The microbiome is a hot topic. Scientific researchers and the media love to discuss new potential health benefits emerging from the better understanding of the human microbiome.
But the biggest challenge is how to commercialise the science and how to create value for consumers.
This 19-page Strategy Briefing shows how companies can pursue new microbiome opportunities in the food, beverage and supplements markets by using Seven Healthy Habits. We have distilled these from the successes and failures of probiotics and prebiotics suppliers over the last 25 years.
Backed up with examples and short case studies, the briefing provides a proven model that anyone can apply to their business.
The publisher has been helping companies to commercialise new nutrition science for 20 years.

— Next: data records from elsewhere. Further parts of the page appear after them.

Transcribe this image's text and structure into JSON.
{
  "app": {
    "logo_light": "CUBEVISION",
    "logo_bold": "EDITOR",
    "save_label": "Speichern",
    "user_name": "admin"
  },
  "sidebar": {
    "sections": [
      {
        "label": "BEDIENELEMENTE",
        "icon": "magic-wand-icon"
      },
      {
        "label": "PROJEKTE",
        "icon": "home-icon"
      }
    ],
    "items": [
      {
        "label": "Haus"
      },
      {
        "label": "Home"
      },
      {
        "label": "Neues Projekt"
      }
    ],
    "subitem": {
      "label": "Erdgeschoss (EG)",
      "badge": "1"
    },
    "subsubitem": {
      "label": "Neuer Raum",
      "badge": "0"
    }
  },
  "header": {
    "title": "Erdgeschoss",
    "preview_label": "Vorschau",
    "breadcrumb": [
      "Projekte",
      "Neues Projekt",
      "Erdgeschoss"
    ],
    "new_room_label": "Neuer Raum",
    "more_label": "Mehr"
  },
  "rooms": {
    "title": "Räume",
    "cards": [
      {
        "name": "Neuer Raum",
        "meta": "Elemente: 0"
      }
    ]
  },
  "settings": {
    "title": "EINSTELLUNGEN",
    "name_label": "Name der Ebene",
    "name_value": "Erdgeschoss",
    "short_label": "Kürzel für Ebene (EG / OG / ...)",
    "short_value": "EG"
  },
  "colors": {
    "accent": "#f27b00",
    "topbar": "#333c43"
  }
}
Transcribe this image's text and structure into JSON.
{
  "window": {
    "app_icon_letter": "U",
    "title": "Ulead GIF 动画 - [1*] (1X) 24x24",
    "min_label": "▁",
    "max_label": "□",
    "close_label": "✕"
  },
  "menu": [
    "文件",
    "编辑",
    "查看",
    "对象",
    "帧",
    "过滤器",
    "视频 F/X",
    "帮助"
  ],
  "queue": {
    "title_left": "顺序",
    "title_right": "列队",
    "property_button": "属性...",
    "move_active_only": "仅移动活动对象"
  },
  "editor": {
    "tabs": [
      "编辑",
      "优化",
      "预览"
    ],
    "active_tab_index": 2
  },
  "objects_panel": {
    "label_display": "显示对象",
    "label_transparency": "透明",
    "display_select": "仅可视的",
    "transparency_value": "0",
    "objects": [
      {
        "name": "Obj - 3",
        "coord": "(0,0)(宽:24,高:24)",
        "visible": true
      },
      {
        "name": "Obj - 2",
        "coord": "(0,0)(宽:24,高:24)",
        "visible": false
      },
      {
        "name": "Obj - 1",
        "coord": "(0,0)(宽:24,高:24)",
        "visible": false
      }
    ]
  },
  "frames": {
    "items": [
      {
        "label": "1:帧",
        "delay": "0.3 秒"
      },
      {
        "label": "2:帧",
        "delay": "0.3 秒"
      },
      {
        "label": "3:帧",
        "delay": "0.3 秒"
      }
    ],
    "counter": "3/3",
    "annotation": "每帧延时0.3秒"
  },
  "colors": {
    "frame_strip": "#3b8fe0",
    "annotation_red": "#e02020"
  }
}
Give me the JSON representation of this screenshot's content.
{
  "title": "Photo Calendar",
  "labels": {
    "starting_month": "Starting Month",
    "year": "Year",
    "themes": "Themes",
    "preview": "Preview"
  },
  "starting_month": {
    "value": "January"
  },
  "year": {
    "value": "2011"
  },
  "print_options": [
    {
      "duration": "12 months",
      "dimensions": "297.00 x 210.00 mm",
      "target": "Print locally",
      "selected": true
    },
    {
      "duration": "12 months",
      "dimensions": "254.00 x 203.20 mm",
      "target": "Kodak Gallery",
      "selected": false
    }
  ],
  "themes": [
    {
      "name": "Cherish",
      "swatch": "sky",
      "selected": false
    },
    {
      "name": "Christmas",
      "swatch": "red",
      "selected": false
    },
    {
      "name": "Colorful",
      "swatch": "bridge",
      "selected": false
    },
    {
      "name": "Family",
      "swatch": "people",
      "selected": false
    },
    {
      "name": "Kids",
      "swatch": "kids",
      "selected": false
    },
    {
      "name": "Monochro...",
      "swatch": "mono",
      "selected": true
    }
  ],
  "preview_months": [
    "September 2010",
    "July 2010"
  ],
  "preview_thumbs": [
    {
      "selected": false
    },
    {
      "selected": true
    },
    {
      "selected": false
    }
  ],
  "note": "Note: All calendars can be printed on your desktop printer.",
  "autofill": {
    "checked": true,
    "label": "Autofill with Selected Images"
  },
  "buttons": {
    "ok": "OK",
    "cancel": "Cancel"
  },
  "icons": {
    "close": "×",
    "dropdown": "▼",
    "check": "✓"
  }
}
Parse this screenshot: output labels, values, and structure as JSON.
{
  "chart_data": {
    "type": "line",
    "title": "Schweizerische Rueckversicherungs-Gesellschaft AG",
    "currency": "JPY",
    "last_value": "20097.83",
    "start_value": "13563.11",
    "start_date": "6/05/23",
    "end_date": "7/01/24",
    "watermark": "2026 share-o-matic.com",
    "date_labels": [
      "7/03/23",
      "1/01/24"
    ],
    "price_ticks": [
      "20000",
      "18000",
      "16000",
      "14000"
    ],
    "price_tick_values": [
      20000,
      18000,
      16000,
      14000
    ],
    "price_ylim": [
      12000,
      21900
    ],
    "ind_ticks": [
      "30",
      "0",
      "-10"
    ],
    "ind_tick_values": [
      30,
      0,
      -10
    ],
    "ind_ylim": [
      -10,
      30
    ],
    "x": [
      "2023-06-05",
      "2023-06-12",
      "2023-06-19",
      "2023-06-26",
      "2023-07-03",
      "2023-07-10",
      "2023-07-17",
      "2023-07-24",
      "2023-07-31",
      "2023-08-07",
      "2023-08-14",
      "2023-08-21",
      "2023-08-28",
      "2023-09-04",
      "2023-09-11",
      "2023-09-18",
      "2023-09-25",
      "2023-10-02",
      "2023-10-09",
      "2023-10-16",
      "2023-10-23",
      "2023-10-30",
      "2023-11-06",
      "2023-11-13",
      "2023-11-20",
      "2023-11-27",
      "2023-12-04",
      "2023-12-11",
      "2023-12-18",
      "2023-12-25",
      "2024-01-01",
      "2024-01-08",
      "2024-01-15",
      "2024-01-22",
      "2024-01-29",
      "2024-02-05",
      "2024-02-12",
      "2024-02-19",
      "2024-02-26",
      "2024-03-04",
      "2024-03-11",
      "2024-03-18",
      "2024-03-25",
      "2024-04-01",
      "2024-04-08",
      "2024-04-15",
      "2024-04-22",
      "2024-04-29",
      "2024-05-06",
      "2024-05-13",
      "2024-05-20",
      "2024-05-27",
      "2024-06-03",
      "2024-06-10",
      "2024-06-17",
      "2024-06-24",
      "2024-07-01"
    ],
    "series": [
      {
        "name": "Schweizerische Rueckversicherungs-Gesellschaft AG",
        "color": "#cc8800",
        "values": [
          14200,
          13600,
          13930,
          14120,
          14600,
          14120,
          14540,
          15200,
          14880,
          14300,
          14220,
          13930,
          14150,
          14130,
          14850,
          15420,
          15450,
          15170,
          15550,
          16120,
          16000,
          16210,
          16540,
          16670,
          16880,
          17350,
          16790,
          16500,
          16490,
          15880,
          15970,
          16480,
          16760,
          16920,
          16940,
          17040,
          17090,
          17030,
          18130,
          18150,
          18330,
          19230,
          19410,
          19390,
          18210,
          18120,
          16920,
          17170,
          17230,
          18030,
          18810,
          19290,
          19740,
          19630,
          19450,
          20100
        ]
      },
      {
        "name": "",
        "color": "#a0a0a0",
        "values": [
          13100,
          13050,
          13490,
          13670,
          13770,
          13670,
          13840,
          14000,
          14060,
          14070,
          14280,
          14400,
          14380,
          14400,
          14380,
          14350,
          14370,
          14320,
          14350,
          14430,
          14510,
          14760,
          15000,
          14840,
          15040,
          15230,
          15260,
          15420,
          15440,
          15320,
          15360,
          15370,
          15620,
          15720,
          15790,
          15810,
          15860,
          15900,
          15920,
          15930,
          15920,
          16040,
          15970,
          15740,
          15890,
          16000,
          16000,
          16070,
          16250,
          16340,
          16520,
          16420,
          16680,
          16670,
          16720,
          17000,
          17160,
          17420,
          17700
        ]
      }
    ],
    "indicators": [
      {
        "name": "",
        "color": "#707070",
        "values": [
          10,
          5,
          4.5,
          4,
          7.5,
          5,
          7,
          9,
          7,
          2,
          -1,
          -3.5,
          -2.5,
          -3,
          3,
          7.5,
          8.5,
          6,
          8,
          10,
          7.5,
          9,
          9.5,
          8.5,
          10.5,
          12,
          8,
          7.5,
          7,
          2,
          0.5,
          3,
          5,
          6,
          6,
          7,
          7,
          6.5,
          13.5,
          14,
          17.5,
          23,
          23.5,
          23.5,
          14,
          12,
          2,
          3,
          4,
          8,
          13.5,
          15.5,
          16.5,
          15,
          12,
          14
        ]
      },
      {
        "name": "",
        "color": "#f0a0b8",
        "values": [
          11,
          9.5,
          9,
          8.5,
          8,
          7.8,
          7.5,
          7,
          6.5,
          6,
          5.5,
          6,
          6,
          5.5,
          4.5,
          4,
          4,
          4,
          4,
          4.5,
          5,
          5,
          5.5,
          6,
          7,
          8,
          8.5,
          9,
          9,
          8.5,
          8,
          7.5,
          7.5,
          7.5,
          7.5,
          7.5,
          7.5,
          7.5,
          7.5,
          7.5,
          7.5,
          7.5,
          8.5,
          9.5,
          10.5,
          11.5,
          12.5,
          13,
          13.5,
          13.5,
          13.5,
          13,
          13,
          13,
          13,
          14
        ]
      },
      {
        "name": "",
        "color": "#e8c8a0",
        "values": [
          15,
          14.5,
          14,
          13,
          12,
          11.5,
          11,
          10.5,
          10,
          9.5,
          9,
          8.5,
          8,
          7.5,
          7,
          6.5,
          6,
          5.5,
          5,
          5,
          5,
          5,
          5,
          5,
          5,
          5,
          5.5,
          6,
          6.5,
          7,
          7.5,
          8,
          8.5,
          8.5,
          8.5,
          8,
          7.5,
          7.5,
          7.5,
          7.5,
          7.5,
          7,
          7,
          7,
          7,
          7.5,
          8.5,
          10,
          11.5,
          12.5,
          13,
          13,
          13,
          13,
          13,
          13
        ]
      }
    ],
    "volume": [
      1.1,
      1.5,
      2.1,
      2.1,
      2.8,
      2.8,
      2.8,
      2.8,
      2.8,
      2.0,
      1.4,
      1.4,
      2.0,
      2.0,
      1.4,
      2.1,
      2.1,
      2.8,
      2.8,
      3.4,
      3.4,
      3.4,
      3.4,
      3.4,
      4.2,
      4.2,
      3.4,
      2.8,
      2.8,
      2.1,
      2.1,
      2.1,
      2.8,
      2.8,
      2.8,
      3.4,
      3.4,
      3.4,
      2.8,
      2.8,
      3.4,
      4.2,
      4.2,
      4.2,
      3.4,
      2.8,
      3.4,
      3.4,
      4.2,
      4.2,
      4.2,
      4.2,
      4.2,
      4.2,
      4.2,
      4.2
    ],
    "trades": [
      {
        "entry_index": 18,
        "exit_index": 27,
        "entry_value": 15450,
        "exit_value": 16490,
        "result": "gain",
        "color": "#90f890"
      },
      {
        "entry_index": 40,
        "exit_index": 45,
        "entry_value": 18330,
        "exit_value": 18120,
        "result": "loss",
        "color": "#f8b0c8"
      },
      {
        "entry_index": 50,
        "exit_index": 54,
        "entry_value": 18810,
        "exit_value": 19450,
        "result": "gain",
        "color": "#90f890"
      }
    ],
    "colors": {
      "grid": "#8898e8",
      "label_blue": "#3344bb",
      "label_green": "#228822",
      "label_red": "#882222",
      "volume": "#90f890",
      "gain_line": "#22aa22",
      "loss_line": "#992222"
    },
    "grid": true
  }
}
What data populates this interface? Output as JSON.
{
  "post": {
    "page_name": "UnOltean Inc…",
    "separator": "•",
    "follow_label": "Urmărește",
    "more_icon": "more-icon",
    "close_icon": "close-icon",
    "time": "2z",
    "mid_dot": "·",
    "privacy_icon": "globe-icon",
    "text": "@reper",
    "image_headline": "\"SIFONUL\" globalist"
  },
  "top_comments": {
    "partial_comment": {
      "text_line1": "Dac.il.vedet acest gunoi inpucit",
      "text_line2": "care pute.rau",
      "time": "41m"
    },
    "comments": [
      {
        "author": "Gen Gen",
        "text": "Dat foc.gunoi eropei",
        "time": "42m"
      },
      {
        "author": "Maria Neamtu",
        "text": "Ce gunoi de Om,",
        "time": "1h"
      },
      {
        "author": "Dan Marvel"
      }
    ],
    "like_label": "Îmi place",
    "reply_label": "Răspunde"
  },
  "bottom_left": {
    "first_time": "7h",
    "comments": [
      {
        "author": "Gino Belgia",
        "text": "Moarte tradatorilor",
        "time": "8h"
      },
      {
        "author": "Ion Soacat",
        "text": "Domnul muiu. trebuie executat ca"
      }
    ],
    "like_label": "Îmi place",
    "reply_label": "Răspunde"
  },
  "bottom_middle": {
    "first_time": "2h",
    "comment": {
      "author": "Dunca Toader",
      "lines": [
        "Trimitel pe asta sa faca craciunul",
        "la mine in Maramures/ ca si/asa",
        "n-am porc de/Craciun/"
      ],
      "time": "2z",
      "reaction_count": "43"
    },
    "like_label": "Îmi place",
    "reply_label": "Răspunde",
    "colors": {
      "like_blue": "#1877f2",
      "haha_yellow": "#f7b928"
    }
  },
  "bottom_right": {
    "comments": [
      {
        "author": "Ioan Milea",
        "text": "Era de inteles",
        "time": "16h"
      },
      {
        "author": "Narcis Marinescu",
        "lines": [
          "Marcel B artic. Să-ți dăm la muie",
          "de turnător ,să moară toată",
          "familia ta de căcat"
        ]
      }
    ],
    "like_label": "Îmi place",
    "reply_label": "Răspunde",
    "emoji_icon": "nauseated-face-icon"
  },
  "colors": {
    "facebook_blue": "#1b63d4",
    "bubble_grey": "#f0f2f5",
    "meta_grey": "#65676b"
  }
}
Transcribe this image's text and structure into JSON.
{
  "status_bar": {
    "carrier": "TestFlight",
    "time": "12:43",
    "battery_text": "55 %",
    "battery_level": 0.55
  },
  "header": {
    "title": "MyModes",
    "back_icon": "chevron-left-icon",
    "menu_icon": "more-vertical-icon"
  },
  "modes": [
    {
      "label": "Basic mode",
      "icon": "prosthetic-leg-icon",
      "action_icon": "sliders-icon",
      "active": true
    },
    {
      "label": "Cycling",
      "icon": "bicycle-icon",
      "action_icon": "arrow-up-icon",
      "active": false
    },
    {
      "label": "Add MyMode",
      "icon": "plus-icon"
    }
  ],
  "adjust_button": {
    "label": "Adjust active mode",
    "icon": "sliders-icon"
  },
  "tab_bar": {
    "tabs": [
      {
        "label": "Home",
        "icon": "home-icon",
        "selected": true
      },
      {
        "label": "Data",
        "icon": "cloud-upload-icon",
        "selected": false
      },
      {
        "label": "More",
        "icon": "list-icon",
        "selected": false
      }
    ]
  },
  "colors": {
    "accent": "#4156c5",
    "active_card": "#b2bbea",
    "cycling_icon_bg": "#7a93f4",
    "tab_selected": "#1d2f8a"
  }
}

Making insights about how to succeed with microbiome science publicly available for the first time.
Microbiome is top-of-mind for many companies
Seven healthy habits for commercialising microbiome science
1. Strive to become expert in both science and markets
- Mini Case Study 1: Lack of market understanding causes science commercialisation fail
2. Help the consumer feel the beneﬁt
3. Find the best product type to deliver your science
- Mini Case Study 2: Can cookies be a credible vehicle to mainstream the microbiome?
4. Asia and America are the place to be
- Mini Case Study 3: Barleymax
5. Give retail strategy as much thought as you give to science
6. Don’t treat health claims as ‘the answer’
7. Invest in a communications strategy
Chart 1: Microbiome success is more about creating ‘consumer pull’ than ‘technology push’
Chart 2: Digestive claims dominate but immunity, cognition and energy are gaining ground
Chart 3: The body of science around probiotics and various health beneﬁts is growing (1)
Chart 4: The body of science around probiotics and various health beneﬁts is growing (2)
Chart 5: Consumers are increasingly searching for information about probiotics’ health beneﬁts beyond digestion
Chart 6: The nutrition product lifecycle & the positioning challenges in commercialising microbiome science
Box 1: Kellogg’s grows its ﬁbre range
Box 2: Examples of how microbiome science is identifying the beneﬁts beyond digestion